Records for processing =

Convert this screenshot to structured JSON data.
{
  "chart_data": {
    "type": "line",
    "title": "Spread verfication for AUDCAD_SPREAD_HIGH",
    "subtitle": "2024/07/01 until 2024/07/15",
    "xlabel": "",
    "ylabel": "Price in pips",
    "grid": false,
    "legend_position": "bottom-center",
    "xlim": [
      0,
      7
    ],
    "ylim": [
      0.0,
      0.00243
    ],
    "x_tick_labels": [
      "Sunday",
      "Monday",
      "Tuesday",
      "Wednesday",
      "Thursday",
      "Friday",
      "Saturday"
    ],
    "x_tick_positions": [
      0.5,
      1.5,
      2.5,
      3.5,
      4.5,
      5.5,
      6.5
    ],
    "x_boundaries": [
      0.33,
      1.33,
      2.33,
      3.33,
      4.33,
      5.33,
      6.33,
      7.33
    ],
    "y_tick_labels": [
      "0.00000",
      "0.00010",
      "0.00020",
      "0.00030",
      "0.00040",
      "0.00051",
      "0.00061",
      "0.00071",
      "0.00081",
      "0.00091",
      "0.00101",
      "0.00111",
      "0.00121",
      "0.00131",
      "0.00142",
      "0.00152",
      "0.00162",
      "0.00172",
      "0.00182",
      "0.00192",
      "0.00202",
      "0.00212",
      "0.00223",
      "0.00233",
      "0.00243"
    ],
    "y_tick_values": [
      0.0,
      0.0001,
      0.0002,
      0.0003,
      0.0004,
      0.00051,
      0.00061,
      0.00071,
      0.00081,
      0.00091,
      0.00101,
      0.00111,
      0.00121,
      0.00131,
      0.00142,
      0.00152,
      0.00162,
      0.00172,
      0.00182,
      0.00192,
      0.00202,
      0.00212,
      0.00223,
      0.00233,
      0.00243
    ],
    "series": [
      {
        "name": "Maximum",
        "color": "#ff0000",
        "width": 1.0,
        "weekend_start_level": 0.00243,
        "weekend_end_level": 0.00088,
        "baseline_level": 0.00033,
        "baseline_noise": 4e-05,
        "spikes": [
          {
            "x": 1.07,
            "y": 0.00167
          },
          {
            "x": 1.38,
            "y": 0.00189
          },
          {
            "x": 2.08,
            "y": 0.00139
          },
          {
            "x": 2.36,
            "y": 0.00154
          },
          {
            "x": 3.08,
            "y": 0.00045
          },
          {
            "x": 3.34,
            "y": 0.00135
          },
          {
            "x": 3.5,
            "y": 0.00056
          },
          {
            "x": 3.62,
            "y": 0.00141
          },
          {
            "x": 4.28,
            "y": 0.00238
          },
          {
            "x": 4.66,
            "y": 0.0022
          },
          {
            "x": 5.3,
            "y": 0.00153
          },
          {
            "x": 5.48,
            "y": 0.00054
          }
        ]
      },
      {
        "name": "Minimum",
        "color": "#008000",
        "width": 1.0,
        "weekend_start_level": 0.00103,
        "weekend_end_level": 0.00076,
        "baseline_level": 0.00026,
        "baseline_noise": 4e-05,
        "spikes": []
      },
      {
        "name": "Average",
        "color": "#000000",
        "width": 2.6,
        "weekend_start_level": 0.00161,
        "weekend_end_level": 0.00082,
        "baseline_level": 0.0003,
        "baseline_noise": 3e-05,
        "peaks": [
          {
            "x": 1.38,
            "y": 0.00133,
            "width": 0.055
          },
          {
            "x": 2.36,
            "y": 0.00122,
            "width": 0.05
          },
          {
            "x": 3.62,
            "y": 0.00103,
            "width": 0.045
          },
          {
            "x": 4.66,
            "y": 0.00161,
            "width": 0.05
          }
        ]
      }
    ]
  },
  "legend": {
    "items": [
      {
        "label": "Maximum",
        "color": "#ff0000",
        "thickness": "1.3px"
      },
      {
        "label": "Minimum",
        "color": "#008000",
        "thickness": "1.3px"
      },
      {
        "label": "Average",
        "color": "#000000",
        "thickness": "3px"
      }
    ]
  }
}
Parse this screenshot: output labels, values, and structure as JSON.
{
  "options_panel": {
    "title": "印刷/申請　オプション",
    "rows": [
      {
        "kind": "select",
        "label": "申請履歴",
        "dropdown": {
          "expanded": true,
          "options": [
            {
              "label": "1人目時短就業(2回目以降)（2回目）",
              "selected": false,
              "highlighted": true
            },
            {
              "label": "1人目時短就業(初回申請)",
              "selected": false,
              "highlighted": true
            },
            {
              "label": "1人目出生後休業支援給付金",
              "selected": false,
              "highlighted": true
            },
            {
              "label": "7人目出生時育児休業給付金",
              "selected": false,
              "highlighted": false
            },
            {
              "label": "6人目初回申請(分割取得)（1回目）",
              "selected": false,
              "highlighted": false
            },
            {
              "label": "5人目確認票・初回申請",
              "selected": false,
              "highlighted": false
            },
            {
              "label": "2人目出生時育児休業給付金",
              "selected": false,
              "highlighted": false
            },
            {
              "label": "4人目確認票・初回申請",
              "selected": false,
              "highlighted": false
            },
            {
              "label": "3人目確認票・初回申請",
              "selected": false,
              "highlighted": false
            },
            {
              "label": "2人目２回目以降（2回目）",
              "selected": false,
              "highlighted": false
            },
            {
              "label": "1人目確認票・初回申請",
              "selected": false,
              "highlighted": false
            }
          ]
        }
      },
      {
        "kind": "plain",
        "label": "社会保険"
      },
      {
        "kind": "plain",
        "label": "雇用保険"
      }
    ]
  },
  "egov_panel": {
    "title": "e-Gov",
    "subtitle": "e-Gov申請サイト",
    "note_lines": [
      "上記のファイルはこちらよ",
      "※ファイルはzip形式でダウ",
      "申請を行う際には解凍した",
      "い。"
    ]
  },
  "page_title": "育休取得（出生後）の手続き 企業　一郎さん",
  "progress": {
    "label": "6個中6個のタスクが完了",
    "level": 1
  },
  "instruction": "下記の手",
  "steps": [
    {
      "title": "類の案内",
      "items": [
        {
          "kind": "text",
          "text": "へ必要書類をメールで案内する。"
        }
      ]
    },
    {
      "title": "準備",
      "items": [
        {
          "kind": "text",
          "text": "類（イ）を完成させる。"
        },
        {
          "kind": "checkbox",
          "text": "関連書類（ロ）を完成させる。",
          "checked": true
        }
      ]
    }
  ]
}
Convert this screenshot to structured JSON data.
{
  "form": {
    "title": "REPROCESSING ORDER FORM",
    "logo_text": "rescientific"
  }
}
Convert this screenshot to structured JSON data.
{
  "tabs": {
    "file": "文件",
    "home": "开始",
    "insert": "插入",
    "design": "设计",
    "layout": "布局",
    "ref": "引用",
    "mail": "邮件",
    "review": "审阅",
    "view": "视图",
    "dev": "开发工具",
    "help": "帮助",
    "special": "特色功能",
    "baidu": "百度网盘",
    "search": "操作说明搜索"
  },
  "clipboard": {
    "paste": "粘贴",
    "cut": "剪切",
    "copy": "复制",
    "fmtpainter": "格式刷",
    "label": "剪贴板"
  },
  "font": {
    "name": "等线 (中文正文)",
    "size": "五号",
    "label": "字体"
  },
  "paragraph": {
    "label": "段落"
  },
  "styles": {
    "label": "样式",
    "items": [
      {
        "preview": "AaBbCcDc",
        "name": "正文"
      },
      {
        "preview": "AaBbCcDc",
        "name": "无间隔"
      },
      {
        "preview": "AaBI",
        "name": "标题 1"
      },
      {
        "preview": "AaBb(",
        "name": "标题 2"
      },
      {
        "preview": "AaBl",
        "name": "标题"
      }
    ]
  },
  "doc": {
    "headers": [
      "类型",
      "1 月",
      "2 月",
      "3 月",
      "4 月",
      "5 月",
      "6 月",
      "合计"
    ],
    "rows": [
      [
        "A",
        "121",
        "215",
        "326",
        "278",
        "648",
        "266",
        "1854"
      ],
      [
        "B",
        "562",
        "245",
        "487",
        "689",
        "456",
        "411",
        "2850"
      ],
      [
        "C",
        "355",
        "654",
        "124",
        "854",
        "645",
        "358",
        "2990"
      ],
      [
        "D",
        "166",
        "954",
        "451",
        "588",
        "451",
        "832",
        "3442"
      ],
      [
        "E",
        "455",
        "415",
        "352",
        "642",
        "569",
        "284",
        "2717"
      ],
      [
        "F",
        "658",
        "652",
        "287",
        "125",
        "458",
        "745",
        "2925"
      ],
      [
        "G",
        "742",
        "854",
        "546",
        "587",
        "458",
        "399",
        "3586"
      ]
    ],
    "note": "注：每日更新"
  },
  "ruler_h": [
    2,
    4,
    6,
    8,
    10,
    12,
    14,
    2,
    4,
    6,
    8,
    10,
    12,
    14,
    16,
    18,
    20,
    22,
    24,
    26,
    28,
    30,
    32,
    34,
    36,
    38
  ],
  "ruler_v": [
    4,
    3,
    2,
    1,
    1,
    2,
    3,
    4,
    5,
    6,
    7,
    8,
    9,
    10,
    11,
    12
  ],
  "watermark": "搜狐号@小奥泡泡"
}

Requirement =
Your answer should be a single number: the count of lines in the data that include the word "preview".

Task result =
5